You would think that The Guardian would have some – even if only a tad, – of historical awareness but it’s actually remarkable for its entire absence. They’re running a big story on how Tommy Robinson – Stephen Yaxley-Lennon – gains some of his funding from people who live abroad. This is, obviously enough, so different from Richard Gott actually being both a Guardian journalist and also a recipient of KGB money, just nothing at all like the Morning Star being funded for decades by the Soviet Union’s Moscow Gold that it should pass entirely unremarked. Until, of course, someone like us reminds everyone of it.
Isn’t this just terrible?
The British far-right activist Tommy Robinson is receiving financial, political and moral support from a broad array of non-British groups and individuals, including US thinktanks, rightwing Australians and Russian trolls, a Guardian investigation has discovered. Robinson, an anti-Islam campaigner who is leading a “Brexit betrayal” march in London on Sunday, has received funding from a US tech billionaire and a thinktank based in Philadelphia. Two other US thinktanks, part-funded by some of the biggest names in rightwing funding, have published a succession of articles in support of Robinson, who has become a cause célèbre among the American far right since he was jailed in May for two months.
This is entirely different from:
This tradition started with the British Communist party, which was founded on £55,000 of stolen jewellery, uncut precious stones and caviar smuggled into the country by the Comintern. The Morning Star used to ship half of its copies ‘for sale’ in the Eastern Bloc in the 1960s; paid for up front to the tune of a million quid a year by person or persons unknown.
And this isn’t the same at all:
Work for the KGB
In 1994, Richard Gott admitted KGB contacts beginning in 1964, and to having taken Soviet money, which he called “red gold.” One of his controllers was Igor Titov, who was expelled by the U.K. in 1983 for “activities incompatible with his diplomatic status,” i.e., espionage, but who left while denying he was a spy.
This while Gott was:

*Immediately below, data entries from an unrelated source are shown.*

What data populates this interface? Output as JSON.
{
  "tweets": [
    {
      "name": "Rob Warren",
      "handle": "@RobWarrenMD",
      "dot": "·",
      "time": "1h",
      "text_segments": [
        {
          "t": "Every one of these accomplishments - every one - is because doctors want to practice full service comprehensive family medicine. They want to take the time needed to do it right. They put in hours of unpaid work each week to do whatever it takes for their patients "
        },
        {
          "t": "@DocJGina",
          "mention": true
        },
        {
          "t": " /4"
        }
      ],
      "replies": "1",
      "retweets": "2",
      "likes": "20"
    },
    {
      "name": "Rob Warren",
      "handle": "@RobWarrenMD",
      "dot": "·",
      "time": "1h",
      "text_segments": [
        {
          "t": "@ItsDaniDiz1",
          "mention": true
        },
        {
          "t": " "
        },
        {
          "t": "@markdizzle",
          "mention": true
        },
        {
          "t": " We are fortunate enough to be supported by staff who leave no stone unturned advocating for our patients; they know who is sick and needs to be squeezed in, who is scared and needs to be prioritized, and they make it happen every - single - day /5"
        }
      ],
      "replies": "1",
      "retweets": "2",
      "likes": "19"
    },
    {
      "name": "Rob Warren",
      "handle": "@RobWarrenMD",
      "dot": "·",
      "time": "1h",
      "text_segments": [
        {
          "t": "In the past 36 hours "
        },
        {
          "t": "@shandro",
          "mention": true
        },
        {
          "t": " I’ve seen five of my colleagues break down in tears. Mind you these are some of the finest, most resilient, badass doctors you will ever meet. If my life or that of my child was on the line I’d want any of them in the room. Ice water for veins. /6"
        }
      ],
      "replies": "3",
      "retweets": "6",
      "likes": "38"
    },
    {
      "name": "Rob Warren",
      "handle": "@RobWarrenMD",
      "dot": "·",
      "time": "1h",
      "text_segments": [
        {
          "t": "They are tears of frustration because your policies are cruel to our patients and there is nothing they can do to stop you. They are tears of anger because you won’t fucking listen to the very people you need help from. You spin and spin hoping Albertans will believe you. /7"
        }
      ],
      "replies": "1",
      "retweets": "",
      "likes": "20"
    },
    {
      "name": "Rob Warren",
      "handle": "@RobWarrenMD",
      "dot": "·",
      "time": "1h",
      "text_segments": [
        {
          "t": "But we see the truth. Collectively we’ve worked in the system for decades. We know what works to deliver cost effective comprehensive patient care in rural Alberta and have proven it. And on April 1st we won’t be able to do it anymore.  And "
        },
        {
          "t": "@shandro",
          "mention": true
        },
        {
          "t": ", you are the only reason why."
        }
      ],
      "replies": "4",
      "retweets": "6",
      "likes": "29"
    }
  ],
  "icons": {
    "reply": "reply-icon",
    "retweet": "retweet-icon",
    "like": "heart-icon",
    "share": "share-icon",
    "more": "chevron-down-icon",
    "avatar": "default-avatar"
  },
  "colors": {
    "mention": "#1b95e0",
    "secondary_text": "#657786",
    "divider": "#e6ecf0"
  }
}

A former Latin America correspondent and features editor for the British newspaper The Guardian, he is known for his radical politics and a connection to Che Guevara. He resigned from The Guardian in 1994 after claims that he had been a Soviet ‘agent of influence’, a tag Gott denied.
No, no, it’s completely different that people The Guardian doesn’t like get foreign money, Oh Yes, because reasons. A recognition of hypocrisy not being one of the left’s strong points.
Note that Gott resigned that staff position but has written for The Guardian since.